This Saturday night, Arnett takes on Peruvian Humberto Bandenay on the Fox Sports 1 preliminary portion of UFC Fight Night 140 in Buenos Aires, Argentina.
The 27-year-old Contender Series veteran is riding a three-fight losing streak entering the bout. In his most recent outing, the Washingtonian was defeated by surging Canadian Hakeem Dawodu.
For the Dawodu fight, Arnett’s camp was almost 12 weeks long. This time around however, his timeline is on the opposite end of the spectrum—a mere four weeks.
The Sikjitsu product is a fan of both the timing of the fight and brevity of his camp.
“I wanted to get another fight by the end of the year, and it was looking like it wasn’t going to happen,” Arnett said in an interview with FloCombat. “So I thought it was going to be late January which kind of would have sucked having to go through Christmas and New Years in camp.
“Four weeks, I think, is perfect. I don’t have to go through that long, long grind where you’re banged up and hurt. You’re 100 percent healthy. I think this is going to be a much better performance where I’m a lot more reactive and aggressive. It’s going to make for a better fight for me.”
For Arnett, the only downside of the bout is the grueling travel schedule in the midst of his weight cut preparations.
“The travel is a bitch,” Arnett said. “It’s going to be a total of [a] 24-hour travel day. We leave at 5 a.m. Sunday morning and we get over there at 9 a.m. Monday morning because they’re four hours ahead, so it works out to 24 hours travel.”
Aware of the challenge he faces, Arnett has brought on renowned nutrition specialists George Lockhart and Dan Leith to assist.
“They’re working hard and they’re going to be over there for the fight, taking care of the whole fight week and cutting—everything,” Arnett said. “So that takes a whole stress relief off of the travel. That’s the biggest thing with these long travel things is the weight.
“Being in a foreign country, trying to buy food and all of that stuff would be very difficult. This will make it a lot easier for me."
Giving a brutally honest assessment, Arnett knows if his hand isn’t raised at the end of the night, he’ll be cut from the promotion.

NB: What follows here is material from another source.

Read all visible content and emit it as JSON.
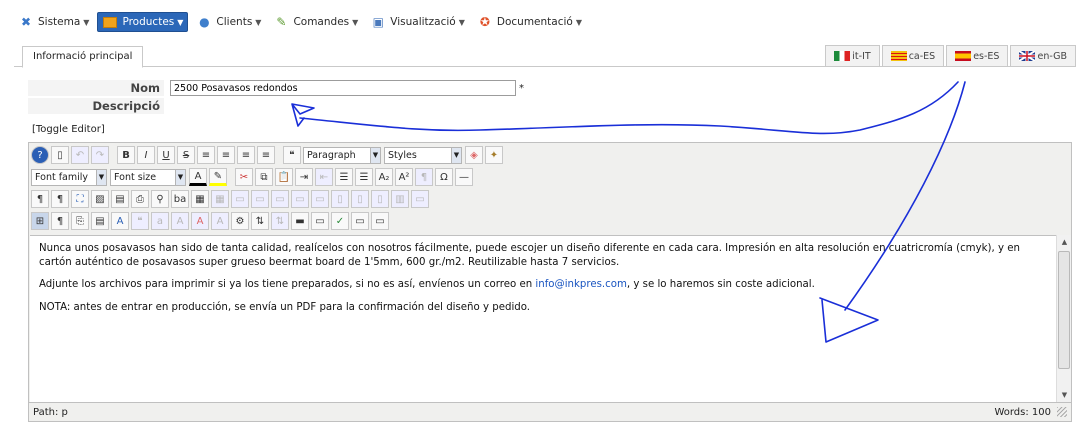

“I think it’s 100 percent do-or-die,” Arnett said. “I’ve got to win to stay in. I know that and I’m comfortable with handling that situation and doing what I do to keep my job. I kind of like having that pressure on me and my back against the wall. That’s when I think I perform the best.
“I’m not stupid, man. I know how this game works. I’m a huge fan of the sport and follow it closely. I know how these things go. I know I have to go out there and get a win, but not only get a win, put on an exciting performance with it as well.”